A recent court case involving the IRS and art work appraised by Sotheby’s, drew the ire of the judge, according to The New York Times in "Don't Blame the Russians, Tax Judge Tells Sotheby's Expert."
The value of artwork in an estate has to be determined for wealthy estates for estate tax purposes. Therefore, estates employ expert appraisers who give their estimates for what the art would likely fetch at auction. This can create problems, if the art later sells for much more than the appraised value.
In a recent case, it seems a painting was valued by Sotheby's at $500,000 and that was the value given to the IRS. However, four years later, the same painting sold at auction by Sotheby’s for $2.1 million.

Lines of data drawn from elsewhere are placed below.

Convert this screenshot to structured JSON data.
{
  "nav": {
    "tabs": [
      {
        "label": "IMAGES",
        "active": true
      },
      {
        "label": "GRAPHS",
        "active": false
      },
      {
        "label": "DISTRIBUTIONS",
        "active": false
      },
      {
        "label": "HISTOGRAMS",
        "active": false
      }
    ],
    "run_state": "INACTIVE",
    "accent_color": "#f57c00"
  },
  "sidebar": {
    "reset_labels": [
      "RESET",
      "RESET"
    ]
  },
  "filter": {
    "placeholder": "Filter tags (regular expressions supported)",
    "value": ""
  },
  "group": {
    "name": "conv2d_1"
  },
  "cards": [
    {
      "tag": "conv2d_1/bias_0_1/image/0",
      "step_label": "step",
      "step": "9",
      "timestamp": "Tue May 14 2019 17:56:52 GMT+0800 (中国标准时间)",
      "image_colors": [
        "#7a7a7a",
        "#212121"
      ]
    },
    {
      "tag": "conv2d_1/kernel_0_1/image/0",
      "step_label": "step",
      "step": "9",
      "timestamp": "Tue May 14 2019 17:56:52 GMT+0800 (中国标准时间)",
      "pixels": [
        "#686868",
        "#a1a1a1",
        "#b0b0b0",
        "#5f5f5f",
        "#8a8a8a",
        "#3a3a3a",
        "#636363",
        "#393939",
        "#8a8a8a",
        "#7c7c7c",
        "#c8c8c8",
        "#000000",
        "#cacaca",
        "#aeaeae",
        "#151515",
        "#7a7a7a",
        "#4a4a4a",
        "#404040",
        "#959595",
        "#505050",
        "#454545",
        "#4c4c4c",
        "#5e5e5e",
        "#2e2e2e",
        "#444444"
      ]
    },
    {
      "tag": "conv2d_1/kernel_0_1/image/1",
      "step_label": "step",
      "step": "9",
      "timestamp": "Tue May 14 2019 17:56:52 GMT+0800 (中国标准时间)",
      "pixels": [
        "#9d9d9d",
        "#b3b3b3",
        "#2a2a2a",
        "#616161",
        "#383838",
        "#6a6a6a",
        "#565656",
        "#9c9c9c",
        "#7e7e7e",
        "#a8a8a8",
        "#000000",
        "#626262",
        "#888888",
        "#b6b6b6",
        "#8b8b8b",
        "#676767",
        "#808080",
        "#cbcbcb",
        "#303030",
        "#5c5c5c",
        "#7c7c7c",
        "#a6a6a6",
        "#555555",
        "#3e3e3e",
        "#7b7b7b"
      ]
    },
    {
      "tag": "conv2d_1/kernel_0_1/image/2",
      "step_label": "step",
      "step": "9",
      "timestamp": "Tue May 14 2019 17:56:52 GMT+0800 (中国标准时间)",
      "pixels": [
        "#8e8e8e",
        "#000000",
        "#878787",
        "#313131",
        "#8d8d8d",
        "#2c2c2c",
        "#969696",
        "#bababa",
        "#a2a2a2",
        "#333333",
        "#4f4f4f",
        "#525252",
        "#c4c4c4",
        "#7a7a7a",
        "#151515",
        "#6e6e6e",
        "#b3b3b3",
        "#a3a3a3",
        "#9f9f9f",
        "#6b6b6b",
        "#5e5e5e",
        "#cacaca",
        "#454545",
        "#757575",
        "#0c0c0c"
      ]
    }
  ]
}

The appraiser explained that the primary reason for the discrepancy was that Russian collectors bid the piece up, since they are attempting to get their hands on artwork.
The judge did not believe that and instead determined that Sotheby's had intentionally low-balled the appraisal value to curry favor with the estate, so the auction house would be used when the painting was later sold.